Since Andrew Friedman took over as President of Baseball Operations in 2014, building a roster with versatility has been one of his biggest priorities. While some positional switches have failed, like moving Joc Pederson to first base, some have been instrumental to the Dodgers’ success, such as putting Cody Bellinger in center and sliding Max Muncy from first to second base.
This play was AMAZING!
Max Muncy and Pete Alonso somehow got Carlos Santana out at first. pic.twitter.com/zkQmtcEgej
— Nick Pollack (@PitcherList) July 10, 2019
His next potential experiment: moving Gavin Lux to the outfield.
With Max Muncy, Corey Seager, and Justin Turner penciled in as infield starters next year, only one spot is left open on the diamond. And with Cody Bellinger and Matt Beaty getting occasional starts at first, along with the Dodgers’ possible pursuit of free agent Anthony Rendon, it may pique the Dodgers’ interest to get Gavin Lux playing some outfield.
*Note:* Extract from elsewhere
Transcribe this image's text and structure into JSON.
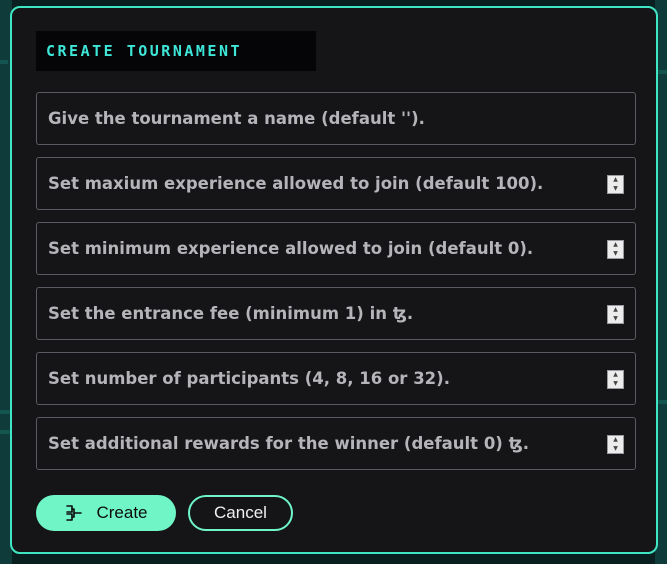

Lux has no outfield experience across any level in the minor leagues, but he does have an unteachable skill that would greatly help him out there: speed. Lux ranked in the 90th percentile in BaseballSavant’s Sprint Speed, at 28.8 feet per second.
This innate trait could help Gavin cover plenty of outfield ground, making him an upgrade over slower outfielders, such as AJ Pollock and Joc Pederson.
However, speed by itself does not automatically make for a good defensive outfielder. Just ask the Nationals or the Mariners, who tried converting speedy middle infielders Trea Turner and Dee Gordon into center fielders. The hope was that their elite speed would mask their poor jumps, but both experiments ended miserably. No matter how fast you are, if the route to the ball being taken is so poor, it will not matter.
This is the concern for Lux: instincts. Being someone with no outfield experience, it would be difficult for him to immediately start getting good jumps and running down balls that require perfect routes to get to. Lifelong outfielders still struggle with this.
That being said, it absolutely can be done. Ian Desmond was a lifelong shortstop until the Rangers switched him in 2016. While he has had his ups and downs, he has been about league average as a defender in left field, a mark the Dodgers would gladly take from Lux. In a more extreme example, Red Sox star Mookie Betts came up initially as a second basemen, but is now seen as one of the best defensive outfielders in the game.
Simply put, some players are able to adjust almost seamlessly and the instincts come naturally, while some struggle. If Lux is one of the former, the Dodgers would greatly benefit from having the ability to move him to the outfield if the situation calls for it. Do not be surprised to see him getting some reps there this Spring.